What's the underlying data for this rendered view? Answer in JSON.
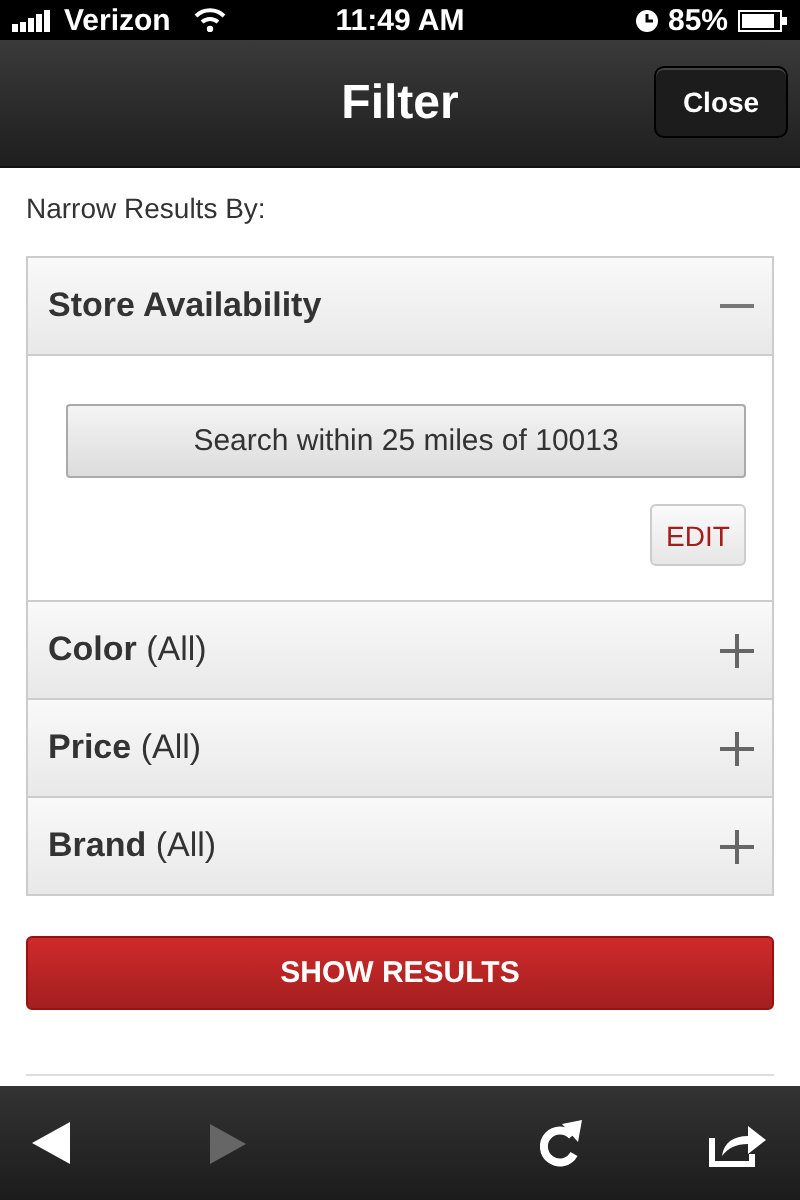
{
  "status_bar": {
    "carrier": "Verizon",
    "time": "11:49 AM",
    "battery": "85%"
  },
  "nav_bar": {
    "title": "Filter",
    "close_button": "Close"
  },
  "intro": "Narrow Results By:",
  "sections": [
    {
      "title": "Store Availability",
      "expanded": true,
      "search_button": "Search within 25 miles of 10013",
      "edit_button": "EDIT"
    },
    {
      "title": "Color",
      "filter": "(All)",
      "expanded": false
    },
    {
      "title": "Price",
      "filter": "(All)",
      "expanded": false
    },
    {
      "title": "Brand",
      "filter": "(All)",
      "expanded": false
    }
  ],
  "show_results_button": "SHOW RESULTS",
  "toolbar": {
    "back_enabled": true,
    "forward_enabled": false
  }
}
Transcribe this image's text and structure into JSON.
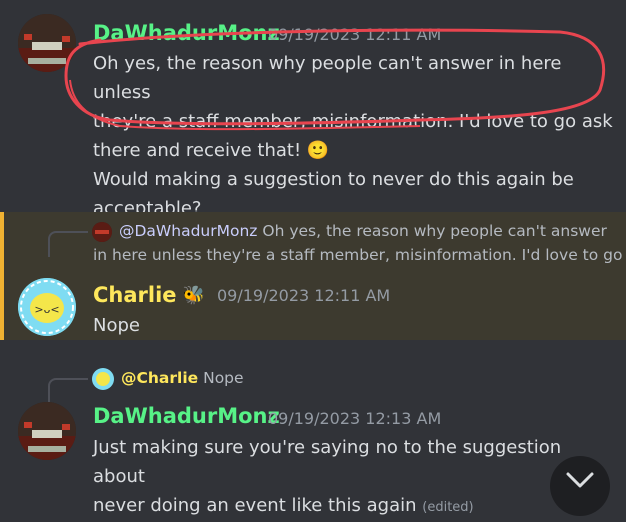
{
  "messages": [
    {
      "author": "DaWhadurMonz",
      "timestamp": "09/19/2023 12:11 AM",
      "lines": [
        "Oh yes, the reason why people can't answer in here unless",
        "they're a staff member, misinformation. I'd love to go ask",
        "there and receive that! 🙂",
        "Would making a suggestion to never do this again be",
        "acceptable?"
      ]
    },
    {
      "reply": {
        "mention": "@DaWhadurMonz",
        "line1": "Oh yes, the reason why people can't answer",
        "line2": "in here unless they're a staff member, misinformation. I'd love to go"
      },
      "author": "Charlie",
      "badge": "🐝",
      "timestamp": "09/19/2023 12:11 AM",
      "text": "Nope"
    },
    {
      "reply": {
        "mention": "@Charlie",
        "text": "Nope"
      },
      "author": "DaWhadurMonz",
      "timestamp": "09/19/2023 12:13 AM",
      "lines": [
        "Just making sure you're saying no to the suggestion about",
        "never doing an event like this again"
      ],
      "edited": "(edited)"
    }
  ],
  "colors": {
    "background": "#313338",
    "username_green": "#57f287",
    "username_yellow": "#fee75c",
    "highlight": "#3d3a2f",
    "annotation_red": "#e8454f"
  },
  "icons": {
    "scroll_down": "chevron-down-icon"
  }
}
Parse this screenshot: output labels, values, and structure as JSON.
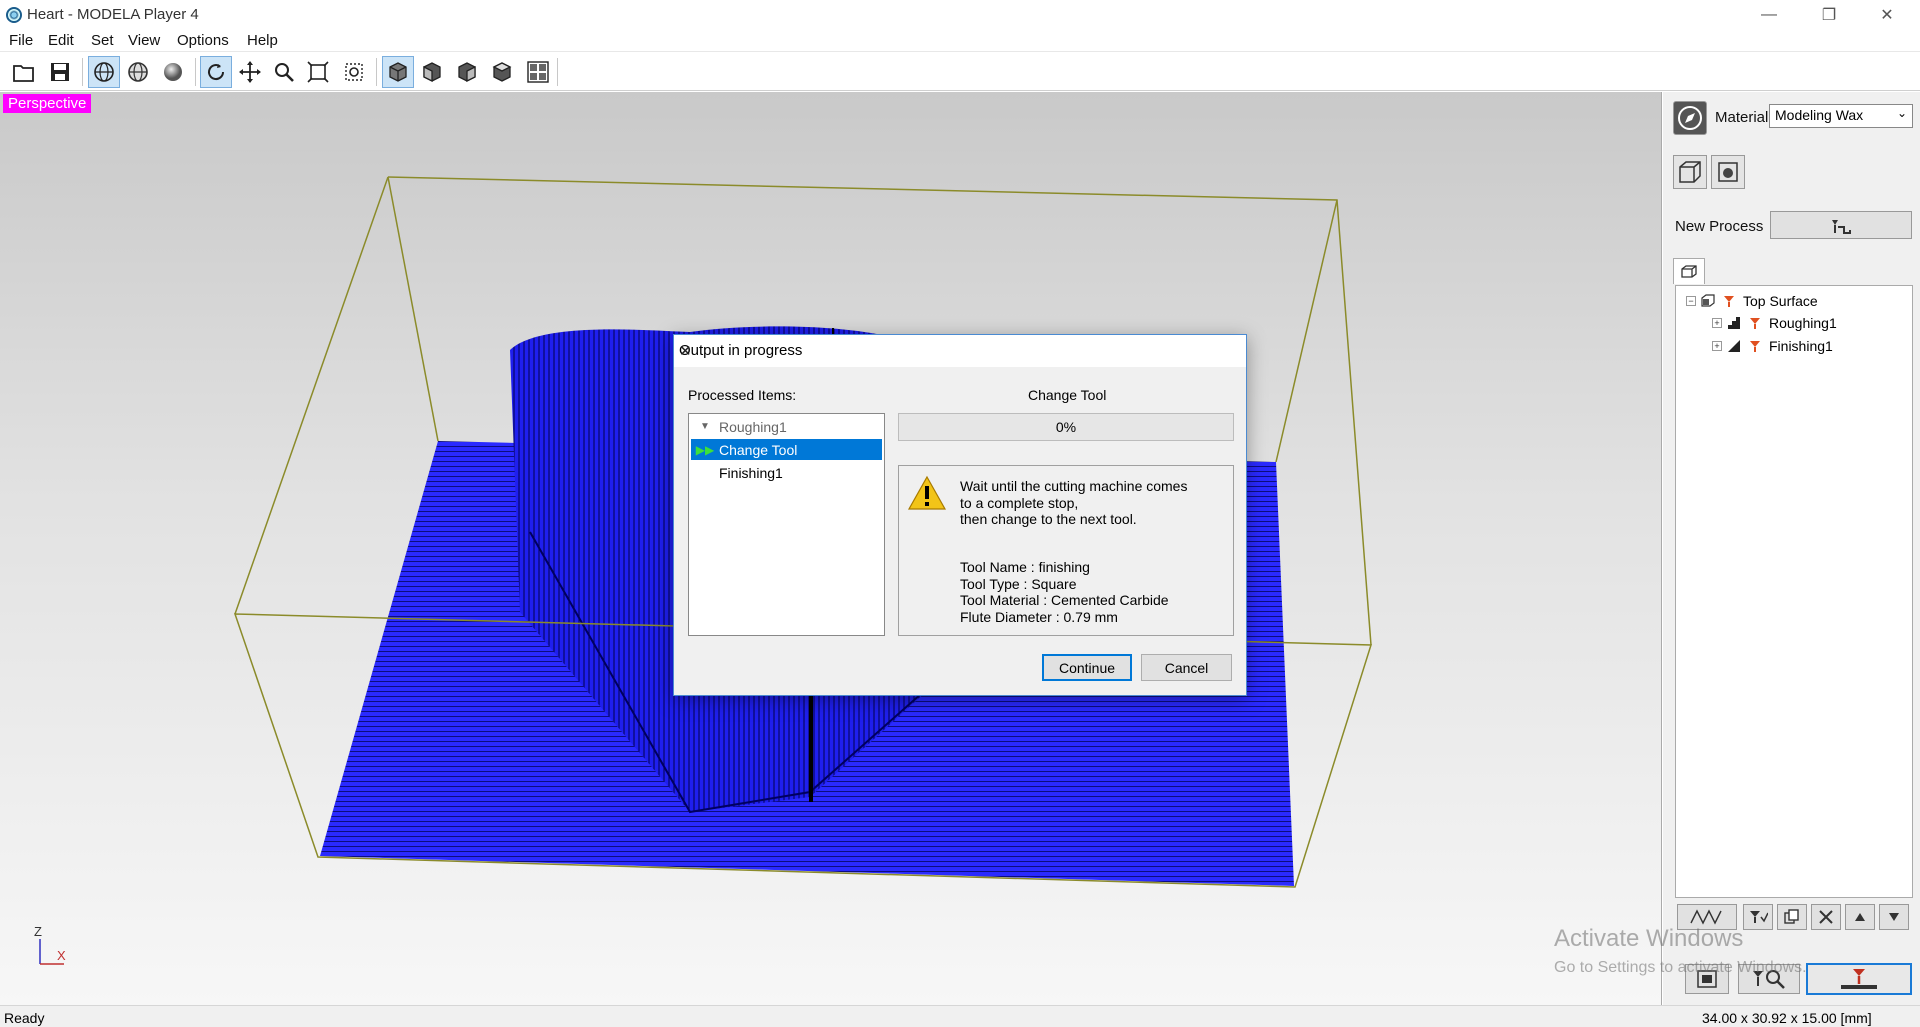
{
  "window": {
    "title": "Heart - MODELA Player 4"
  },
  "menu": [
    "File",
    "Edit",
    "Set",
    "View",
    "Options",
    "Help"
  ],
  "viewport": {
    "view_label": "Perspective",
    "axis_z": "Z",
    "axis_x": "X"
  },
  "panel": {
    "material_label": "Material",
    "material_value": "Modeling Wax",
    "new_process_label": "New Process",
    "tree": {
      "root": "Top Surface",
      "children": [
        "Roughing1",
        "Finishing1"
      ]
    }
  },
  "dialog": {
    "title": "Output in progress",
    "processed_label": "Processed Items:",
    "items": [
      "Roughing1",
      "Change Tool",
      "Finishing1"
    ],
    "status_heading": "Change Tool",
    "progress_text": "0%",
    "progress_fraction": 0,
    "message": {
      "line1": "Wait until the cutting machine comes",
      "line2": "to a complete stop,",
      "line3": "then change to the next tool.",
      "tool_name": "Tool Name : finishing",
      "tool_type": "Tool Type : Square",
      "tool_material": "Tool Material : Cemented Carbide",
      "flute_diameter": "Flute Diameter : 0.79 mm"
    },
    "continue_label": "Continue",
    "cancel_label": "Cancel"
  },
  "status": {
    "left": "Ready",
    "right": "34.00 x 30.92 x 15.00 [mm]"
  },
  "watermark": {
    "line1": "Activate Windows",
    "line2": "Go to Settings to activate Windows."
  },
  "colors": {
    "mesh": "#1a1aff",
    "bounding_box": "#8b8b2a",
    "selection": "#0078d7",
    "view_label_bg": "#ff00ff"
  }
}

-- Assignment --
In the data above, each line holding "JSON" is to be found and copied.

-- Task output --
What's the underlying data for this rendered view? Answer in JSON.
Transcribe this image's text and structure into JSON.
Parse this screenshot: output labels, values, and structure as JSON.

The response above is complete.